*EXERCISE PROMPT:* The expected output is each line in the data below that includes the string "selected".

*DATA:*

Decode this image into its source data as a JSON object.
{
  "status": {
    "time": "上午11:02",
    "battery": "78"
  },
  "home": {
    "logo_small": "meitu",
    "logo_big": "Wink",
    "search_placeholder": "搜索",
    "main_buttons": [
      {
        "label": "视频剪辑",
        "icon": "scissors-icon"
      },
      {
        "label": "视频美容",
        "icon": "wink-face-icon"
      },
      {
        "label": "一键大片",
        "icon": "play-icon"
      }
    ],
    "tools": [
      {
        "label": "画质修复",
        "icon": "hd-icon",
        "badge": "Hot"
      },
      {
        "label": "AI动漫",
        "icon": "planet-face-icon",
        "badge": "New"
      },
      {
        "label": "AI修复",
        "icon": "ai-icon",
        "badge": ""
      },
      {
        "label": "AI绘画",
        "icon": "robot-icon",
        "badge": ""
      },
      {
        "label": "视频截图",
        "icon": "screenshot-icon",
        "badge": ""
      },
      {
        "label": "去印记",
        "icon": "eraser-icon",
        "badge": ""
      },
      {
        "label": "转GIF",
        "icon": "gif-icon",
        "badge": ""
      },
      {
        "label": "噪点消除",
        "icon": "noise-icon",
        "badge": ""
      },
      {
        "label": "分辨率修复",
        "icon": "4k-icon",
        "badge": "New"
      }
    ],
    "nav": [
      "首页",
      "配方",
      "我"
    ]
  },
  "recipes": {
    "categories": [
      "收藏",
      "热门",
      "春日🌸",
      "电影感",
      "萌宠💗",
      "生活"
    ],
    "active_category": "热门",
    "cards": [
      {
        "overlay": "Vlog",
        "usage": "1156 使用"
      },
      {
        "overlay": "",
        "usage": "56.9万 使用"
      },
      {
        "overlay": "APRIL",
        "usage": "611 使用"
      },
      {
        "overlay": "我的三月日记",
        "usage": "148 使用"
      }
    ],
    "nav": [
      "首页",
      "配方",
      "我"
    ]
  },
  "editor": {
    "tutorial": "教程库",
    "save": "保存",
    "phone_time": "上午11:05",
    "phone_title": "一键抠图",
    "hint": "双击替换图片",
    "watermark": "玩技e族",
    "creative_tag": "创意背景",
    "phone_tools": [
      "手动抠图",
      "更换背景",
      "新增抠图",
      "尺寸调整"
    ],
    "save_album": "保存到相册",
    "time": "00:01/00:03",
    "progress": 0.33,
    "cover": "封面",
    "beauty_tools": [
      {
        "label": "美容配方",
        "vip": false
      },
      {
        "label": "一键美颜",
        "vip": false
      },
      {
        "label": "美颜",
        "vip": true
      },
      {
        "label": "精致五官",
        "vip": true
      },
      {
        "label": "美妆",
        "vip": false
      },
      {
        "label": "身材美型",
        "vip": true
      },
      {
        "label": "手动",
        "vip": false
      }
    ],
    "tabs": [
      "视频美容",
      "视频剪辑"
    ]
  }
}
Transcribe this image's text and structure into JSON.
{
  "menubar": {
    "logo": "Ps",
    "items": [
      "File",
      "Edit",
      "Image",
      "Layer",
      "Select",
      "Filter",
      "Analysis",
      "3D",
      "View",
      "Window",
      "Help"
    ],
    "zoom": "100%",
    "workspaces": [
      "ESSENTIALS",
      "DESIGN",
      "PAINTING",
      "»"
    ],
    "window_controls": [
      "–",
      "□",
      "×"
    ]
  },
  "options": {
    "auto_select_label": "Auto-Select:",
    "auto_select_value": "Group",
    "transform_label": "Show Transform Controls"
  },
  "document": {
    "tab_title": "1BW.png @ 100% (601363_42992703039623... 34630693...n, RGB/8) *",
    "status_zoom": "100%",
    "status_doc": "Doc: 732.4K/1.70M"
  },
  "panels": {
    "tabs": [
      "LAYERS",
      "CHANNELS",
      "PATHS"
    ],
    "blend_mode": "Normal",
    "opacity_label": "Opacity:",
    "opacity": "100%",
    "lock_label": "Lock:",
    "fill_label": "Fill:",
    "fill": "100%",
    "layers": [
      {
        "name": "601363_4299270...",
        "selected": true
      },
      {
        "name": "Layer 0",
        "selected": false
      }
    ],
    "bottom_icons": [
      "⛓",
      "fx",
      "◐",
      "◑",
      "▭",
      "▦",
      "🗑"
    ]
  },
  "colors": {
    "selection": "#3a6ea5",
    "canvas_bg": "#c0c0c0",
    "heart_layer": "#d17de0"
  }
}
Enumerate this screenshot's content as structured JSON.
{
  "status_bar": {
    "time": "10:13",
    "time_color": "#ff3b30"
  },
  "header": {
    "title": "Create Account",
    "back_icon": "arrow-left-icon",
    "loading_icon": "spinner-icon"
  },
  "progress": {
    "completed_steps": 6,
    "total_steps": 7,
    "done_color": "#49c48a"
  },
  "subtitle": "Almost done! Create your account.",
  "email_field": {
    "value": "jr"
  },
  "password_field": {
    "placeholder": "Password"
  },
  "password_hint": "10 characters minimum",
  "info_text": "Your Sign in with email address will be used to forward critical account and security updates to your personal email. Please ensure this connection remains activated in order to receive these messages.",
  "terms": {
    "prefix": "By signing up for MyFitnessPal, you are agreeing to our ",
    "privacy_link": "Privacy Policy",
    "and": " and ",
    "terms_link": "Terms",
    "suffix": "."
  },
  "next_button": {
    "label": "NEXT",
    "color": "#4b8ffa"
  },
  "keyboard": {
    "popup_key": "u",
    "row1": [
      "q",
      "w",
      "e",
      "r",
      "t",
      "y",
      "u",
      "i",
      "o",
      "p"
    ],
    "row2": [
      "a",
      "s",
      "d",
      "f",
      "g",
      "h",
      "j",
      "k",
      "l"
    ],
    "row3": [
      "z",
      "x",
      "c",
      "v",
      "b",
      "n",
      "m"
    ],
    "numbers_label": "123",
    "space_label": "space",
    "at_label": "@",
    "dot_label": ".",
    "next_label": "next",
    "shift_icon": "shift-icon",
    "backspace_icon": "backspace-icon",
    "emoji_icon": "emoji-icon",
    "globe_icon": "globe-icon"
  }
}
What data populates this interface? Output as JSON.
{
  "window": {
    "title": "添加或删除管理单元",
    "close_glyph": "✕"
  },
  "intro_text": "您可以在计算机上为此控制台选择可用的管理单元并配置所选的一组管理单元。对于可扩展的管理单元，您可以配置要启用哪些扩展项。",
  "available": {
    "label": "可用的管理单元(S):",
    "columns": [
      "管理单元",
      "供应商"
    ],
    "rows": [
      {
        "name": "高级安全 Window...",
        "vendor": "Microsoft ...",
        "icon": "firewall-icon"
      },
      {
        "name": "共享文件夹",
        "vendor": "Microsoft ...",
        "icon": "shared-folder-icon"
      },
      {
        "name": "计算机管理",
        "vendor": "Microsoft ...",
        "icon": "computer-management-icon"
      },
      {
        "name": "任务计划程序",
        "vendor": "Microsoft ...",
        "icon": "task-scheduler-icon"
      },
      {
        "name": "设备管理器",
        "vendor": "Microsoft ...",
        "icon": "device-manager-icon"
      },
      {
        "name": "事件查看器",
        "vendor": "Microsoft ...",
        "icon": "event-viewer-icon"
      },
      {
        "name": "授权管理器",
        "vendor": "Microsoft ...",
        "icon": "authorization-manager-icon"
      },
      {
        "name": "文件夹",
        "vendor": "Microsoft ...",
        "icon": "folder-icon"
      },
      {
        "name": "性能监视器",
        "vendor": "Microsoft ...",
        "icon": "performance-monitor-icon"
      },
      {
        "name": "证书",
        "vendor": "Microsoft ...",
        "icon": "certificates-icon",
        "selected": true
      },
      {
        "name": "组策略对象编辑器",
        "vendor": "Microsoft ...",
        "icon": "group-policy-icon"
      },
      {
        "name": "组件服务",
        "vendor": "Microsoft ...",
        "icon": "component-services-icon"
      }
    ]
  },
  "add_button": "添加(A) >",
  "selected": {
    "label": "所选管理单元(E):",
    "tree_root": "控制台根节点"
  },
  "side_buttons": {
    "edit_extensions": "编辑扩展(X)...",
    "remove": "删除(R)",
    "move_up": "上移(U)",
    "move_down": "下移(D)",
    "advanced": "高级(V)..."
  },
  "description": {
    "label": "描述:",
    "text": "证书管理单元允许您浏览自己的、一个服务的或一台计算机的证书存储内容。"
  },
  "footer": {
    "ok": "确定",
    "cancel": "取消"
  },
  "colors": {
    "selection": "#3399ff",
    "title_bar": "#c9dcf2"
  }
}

*TASK RESPONSE:*
        "selected": true
        "selected": false
        "selected": true
  "selected": {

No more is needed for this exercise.